= Problem statement =
Write out every record in full, keeping each character exactly as it is.

◇ ◇ ◇

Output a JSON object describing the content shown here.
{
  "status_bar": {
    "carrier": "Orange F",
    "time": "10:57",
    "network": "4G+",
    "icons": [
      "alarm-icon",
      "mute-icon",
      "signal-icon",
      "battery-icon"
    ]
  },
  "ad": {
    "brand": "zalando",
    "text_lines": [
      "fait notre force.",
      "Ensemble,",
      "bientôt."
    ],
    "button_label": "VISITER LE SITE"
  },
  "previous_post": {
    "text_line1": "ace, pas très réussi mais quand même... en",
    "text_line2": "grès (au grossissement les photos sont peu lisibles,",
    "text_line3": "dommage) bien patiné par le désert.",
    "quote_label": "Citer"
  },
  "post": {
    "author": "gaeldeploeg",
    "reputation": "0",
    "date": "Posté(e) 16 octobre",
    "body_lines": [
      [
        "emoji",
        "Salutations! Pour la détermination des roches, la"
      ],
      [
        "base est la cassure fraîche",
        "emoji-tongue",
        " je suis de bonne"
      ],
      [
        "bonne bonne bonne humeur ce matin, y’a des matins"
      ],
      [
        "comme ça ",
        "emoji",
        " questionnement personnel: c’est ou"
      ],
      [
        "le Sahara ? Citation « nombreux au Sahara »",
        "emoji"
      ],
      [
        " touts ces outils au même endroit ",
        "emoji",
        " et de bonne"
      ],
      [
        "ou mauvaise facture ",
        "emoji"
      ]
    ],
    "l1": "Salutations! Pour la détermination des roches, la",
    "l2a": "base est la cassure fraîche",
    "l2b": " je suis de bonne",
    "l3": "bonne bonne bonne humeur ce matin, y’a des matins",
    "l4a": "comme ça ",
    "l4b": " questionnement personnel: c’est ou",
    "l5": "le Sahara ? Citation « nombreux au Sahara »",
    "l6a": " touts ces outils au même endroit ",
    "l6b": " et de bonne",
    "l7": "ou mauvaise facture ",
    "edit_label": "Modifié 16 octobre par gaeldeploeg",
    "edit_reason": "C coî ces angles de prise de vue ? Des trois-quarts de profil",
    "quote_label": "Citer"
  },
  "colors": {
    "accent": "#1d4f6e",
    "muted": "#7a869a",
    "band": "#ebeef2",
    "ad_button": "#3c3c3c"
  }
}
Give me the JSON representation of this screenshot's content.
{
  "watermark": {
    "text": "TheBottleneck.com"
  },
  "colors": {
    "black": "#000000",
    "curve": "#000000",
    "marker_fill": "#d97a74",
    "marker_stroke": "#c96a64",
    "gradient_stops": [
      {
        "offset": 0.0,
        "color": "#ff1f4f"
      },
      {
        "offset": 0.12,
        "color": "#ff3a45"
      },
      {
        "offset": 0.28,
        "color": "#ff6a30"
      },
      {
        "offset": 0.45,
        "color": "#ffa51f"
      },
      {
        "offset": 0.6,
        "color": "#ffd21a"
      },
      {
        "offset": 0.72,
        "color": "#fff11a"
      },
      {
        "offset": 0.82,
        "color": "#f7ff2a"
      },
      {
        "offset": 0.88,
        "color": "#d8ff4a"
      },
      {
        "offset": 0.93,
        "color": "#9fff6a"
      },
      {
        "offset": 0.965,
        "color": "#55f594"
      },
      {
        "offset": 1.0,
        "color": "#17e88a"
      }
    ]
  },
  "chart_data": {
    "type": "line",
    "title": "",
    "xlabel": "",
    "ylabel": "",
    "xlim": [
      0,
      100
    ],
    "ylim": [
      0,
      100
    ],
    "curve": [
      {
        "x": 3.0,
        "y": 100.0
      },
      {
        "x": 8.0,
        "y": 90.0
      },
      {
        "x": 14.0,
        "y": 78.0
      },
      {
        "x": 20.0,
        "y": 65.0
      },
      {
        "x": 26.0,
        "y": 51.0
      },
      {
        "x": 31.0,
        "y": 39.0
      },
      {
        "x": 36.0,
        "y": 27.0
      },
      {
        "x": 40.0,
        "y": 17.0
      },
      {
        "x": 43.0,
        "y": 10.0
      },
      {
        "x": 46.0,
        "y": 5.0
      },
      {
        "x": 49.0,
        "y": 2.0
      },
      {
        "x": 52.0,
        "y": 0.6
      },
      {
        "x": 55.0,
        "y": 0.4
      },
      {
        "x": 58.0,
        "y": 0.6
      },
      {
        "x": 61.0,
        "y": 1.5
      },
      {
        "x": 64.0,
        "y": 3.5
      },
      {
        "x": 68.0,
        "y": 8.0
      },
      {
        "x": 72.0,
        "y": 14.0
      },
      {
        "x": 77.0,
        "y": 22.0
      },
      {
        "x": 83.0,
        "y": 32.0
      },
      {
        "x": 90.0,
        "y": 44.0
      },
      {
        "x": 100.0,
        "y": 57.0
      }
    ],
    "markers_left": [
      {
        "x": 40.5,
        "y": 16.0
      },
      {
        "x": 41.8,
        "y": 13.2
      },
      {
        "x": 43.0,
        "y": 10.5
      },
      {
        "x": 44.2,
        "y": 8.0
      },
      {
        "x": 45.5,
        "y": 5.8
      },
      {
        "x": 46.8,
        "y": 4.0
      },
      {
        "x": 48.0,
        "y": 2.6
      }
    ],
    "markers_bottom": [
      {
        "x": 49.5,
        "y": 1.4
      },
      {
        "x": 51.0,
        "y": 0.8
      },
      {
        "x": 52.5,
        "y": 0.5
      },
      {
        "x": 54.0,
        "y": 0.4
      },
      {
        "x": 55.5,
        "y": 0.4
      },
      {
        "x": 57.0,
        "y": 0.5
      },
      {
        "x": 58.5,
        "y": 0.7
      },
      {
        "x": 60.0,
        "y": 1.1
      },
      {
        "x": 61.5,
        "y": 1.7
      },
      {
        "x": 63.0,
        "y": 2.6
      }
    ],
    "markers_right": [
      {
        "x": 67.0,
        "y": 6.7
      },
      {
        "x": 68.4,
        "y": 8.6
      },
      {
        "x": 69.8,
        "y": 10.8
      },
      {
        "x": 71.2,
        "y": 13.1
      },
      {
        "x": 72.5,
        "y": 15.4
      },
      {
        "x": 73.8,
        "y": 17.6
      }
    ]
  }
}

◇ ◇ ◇

= Completed task =
Output a JSON object describing the content shown here.
{
  "status_bar": {
    "carrier": "Orange F",
    "time": "10:57",
    "network": "4G+",
    "icons": [
      "alarm-icon",
      "mute-icon",
      "signal-icon",
      "battery-icon"
    ]
  },
  "ad": {
    "brand": "zalando",
    "text_lines": [
      "fait notre force.",
      "Ensemble,",
      "bientôt."
    ],
    "button_label": "VISITER LE SITE"
  },
  "previous_post": {
    "text_line1": "ace, pas très réussi mais quand même... en",
    "text_line2": "grès (au grossissement les photos sont peu lisibles,",
    "text_line3": "dommage) bien patiné par le désert.",
    "quote_label": "Citer"
  },
  "post": {
    "author": "gaeldeploeg",
    "reputation": "0",
    "date": "Posté(e) 16 octobre",
    "body_lines": [
      [
        "emoji",
        "Salutations! Pour la détermination des roches, la"
      ],
      [
        "base est la cassure fraîche",
        "emoji-tongue",
        " je suis de bonne"
      ],
      [
        "bonne bonne bonne humeur ce matin, y’a des matins"
      ],
      [
        "comme ça ",
        "emoji",
        " questionnement personnel: c’est ou"
      ],
      [
        "le Sahara ? Citation « nombreux au Sahara »",
        "emoji"
      ],
      [
        " touts ces outils au même endroit ",
        "emoji",
        " et de bonne"
      ],
      [
        "ou mauvaise facture ",
        "emoji"
      ]
    ],
    "l1": "Salutations! Pour la détermination des roches, la",
    "l2a": "base est la cassure fraîche",
    "l2b": " je suis de bonne",
    "l3": "bonne bonne bonne humeur ce matin, y’a des matins",
    "l4a": "comme ça ",
    "l4b": " questionnement personnel: c’est ou",
    "l5": "le Sahara ? Citation « nombreux au Sahara »",
    "l6a": " touts ces outils au même endroit ",
    "l6b": " et de bonne",
    "l7": "ou mauvaise facture ",
    "edit_label": "Modifié 16 octobre par gaeldeploeg",
    "edit_reason": "C coî ces angles de prise de vue ? Des trois-quarts de profil",
    "quote_label": "Citer"
  },
  "colors": {
    "accent": "#1d4f6e",
    "muted": "#7a869a",
    "band": "#ebeef2",
    "ad_button": "#3c3c3c"
  }
}
Give me the JSON representation of this screenshot's content.
{
  "watermark": {
    "text": "TheBottleneck.com"
  },
  "colors": {
    "black": "#000000",
    "curve": "#000000",
    "marker_fill": "#d97a74",
    "marker_stroke": "#c96a64",
    "gradient_stops": [
      {
        "offset": 0.0,
        "color": "#ff1f4f"
      },
      {
        "offset": 0.12,
        "color": "#ff3a45"
      },
      {
        "offset": 0.28,
        "color": "#ff6a30"
      },
      {
        "offset": 0.45,
        "color": "#ffa51f"
      },
      {
        "offset": 0.6,
        "color": "#ffd21a"
      },
      {
        "offset": 0.72,
        "color": "#fff11a"
      },
      {
        "offset": 0.82,
        "color": "#f7ff2a"
      },
      {
        "offset": 0.88,
        "color": "#d8ff4a"
      },
      {
        "offset": 0.93,
        "color": "#9fff6a"
      },
      {
        "offset": 0.965,
        "color": "#55f594"
      },
      {
        "offset": 1.0,
        "color": "#17e88a"
      }
    ]
  },
  "chart_data": {
    "type": "line",
    "title": "",
    "xlabel": "",
    "ylabel": "",
    "xlim": [
      0,
      100
    ],
    "ylim": [
      0,
      100
    ],
    "curve": [
      {
        "x": 3.0,
        "y": 100.0
      },
      {
        "x": 8.0,
        "y": 90.0
      },
      {
        "x": 14.0,
        "y": 78.0
      },
      {
        "x": 20.0,
        "y": 65.0
      },
      {
        "x": 26.0,
        "y": 51.0
      },
      {
        "x": 31.0,
        "y": 39.0
      },
      {
        "x": 36.0,
        "y": 27.0
      },
      {
        "x": 40.0,
        "y": 17.0
      },
      {
        "x": 43.0,
        "y": 10.0
      },
      {
        "x": 46.0,
        "y": 5.0
      },
      {
        "x": 49.0,
        "y": 2.0
      },
      {
        "x": 52.0,
        "y": 0.6
      },
      {
        "x": 55.0,
        "y": 0.4
      },
      {
        "x": 58.0,
        "y": 0.6
      },
      {
        "x": 61.0,
        "y": 1.5
      },
      {
        "x": 64.0,
        "y": 3.5
      },
      {
        "x": 68.0,
        "y": 8.0
      },
      {
        "x": 72.0,
        "y": 14.0
      },
      {
        "x": 77.0,
        "y": 22.0
      },
      {
        "x": 83.0,
        "y": 32.0
      },
      {
        "x": 90.0,
        "y": 44.0
      },
      {
        "x": 100.0,
        "y": 57.0
      }
    ],
    "markers_left": [
      {
        "x": 40.5,
        "y": 16.0
      },
      {
        "x": 41.8,
        "y": 13.2
      },
      {
        "x": 43.0,
        "y": 10.5
      },
      {
        "x": 44.2,
        "y": 8.0
      },
      {
        "x": 45.5,
        "y": 5.8
      },
      {
        "x": 46.8,
        "y": 4.0
      },
      {
        "x": 48.0,
        "y": 2.6
      }
    ],
    "markers_bottom": [
      {
        "x": 49.5,
        "y": 1.4
      },
      {
        "x": 51.0,
        "y": 0.8
      },
      {
        "x": 52.5,
        "y": 0.5
      },
      {
        "x": 54.0,
        "y": 0.4
      },
      {
        "x": 55.5,
        "y": 0.4
      },
      {
        "x": 57.0,
        "y": 0.5
      },
      {
        "x": 58.5,
        "y": 0.7
      },
      {
        "x": 60.0,
        "y": 1.1
      },
      {
        "x": 61.5,
        "y": 1.7
      },
      {
        "x": 63.0,
        "y": 2.6
      }
    ],
    "markers_right": [
      {
        "x": 67.0,
        "y": 6.7
      },
      {
        "x": 68.4,
        "y": 8.6
      },
      {
        "x": 69.8,
        "y": 10.8
      },
      {
        "x": 71.2,
        "y": 13.1
      },
      {
        "x": 72.5,
        "y": 15.4
      },
      {
        "x": 73.8,
        "y": 17.6
      }
    ]
  }
}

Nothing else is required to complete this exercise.